Impact / moral of the story:
Due to the availability of water there has been a paradigm shift on the farming modality, that is the traditional farming has been shifted to cash crops. Small volume of water can be managed in the productive use of water through the intervention of modern technology such as drip irrigation and poly-house. The lifestyle and economic improvement has been seen at significant level. Other success stories can be referred in : https://www.rvwrmp.org.np/single-post/case-study-stories-from-rvwrmp
|Major issues/challenges in implementation of the project and efforts made to address the issues||Major issues/challenges: The project had to go through a long process of staff reshuffling and recruitment due to new political structure of the country. Clearance on audit process was delayed because of unclear policies and acts. The COVID-19 pandemic situation delayed the project activities by restricting the movement of staffs and the gathering. Efforts made to address the issues: Briefing about the project and its guidelines and documents to relevant staff. Project provided additional technical human resources to support the RMs to implement the Project. Update about the situation and activated the mobility in safe area with close coordination among project, local levels, district administration and SOs.|
Program & Projects
- Provincial and Local Roads Construction and Improvement Program (PLRCIP)
- Rural Connectivity Improvement Project (RCIP)
- SMALL IRRIGATION PROGRAMME (SIP)
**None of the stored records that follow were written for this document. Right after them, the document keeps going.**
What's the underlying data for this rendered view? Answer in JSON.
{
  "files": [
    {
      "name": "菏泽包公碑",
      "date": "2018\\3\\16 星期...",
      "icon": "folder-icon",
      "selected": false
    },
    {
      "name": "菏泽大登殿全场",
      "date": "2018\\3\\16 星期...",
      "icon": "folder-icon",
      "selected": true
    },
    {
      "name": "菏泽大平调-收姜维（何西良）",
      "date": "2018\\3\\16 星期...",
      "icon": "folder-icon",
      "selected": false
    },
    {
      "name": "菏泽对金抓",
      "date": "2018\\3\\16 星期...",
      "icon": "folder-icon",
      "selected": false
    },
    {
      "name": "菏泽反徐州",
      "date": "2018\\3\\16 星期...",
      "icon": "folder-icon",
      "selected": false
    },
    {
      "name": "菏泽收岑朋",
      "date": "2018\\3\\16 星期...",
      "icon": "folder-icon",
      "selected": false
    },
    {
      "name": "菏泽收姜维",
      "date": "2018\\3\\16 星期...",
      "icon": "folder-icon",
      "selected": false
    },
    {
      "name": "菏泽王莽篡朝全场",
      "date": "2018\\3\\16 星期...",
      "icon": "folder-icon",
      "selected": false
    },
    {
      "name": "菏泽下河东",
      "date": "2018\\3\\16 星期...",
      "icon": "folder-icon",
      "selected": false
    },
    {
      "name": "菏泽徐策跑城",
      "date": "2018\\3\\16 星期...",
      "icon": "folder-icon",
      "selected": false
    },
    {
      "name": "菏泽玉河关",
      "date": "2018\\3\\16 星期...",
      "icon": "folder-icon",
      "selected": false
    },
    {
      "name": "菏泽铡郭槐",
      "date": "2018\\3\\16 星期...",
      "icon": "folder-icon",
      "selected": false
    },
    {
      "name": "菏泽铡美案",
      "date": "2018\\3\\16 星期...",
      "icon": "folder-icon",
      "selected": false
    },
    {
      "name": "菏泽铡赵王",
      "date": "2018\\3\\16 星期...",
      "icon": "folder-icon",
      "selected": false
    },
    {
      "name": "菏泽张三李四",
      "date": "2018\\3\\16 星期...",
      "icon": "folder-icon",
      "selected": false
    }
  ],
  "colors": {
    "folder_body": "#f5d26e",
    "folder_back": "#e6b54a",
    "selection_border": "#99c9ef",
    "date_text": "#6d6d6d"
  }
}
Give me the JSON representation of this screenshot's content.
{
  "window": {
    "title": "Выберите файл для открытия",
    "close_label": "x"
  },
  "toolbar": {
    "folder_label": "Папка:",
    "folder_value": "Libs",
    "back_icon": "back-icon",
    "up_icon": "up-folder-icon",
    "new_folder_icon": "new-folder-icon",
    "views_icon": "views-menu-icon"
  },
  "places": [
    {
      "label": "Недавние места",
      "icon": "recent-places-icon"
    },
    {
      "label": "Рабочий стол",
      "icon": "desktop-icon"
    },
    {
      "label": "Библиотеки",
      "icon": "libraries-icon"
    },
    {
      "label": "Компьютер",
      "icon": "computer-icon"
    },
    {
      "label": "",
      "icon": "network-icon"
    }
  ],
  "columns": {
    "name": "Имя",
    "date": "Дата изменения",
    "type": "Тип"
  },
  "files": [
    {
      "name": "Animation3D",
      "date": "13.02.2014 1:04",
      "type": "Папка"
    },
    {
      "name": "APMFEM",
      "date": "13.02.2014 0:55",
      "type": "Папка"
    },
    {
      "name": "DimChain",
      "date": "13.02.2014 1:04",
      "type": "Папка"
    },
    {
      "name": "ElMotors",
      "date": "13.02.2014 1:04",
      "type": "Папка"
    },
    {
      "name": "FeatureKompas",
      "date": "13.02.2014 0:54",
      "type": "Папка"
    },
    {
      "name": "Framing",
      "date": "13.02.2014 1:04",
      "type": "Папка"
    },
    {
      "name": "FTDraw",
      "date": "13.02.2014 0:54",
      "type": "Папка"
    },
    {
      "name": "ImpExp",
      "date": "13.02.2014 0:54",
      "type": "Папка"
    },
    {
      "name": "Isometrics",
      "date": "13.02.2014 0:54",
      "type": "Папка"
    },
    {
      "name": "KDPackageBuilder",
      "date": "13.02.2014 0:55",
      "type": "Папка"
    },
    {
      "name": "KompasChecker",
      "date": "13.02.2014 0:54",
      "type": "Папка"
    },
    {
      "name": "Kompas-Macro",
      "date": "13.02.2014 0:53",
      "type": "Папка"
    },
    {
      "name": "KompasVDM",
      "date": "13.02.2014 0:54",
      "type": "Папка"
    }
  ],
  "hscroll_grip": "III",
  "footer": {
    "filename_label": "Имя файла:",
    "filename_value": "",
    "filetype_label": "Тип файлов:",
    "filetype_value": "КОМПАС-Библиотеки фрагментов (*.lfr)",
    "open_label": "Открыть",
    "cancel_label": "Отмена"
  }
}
- Local Road Bridge Program-Phase IV
- Small Irrigation Program, Phase I
- Rural Village Water Resources Management Project, Phase III
- Provincial and Local Governance Support Program (PLGSP)
- Trail Bridge Sector Wide Approach, TB SWAp- Framework-III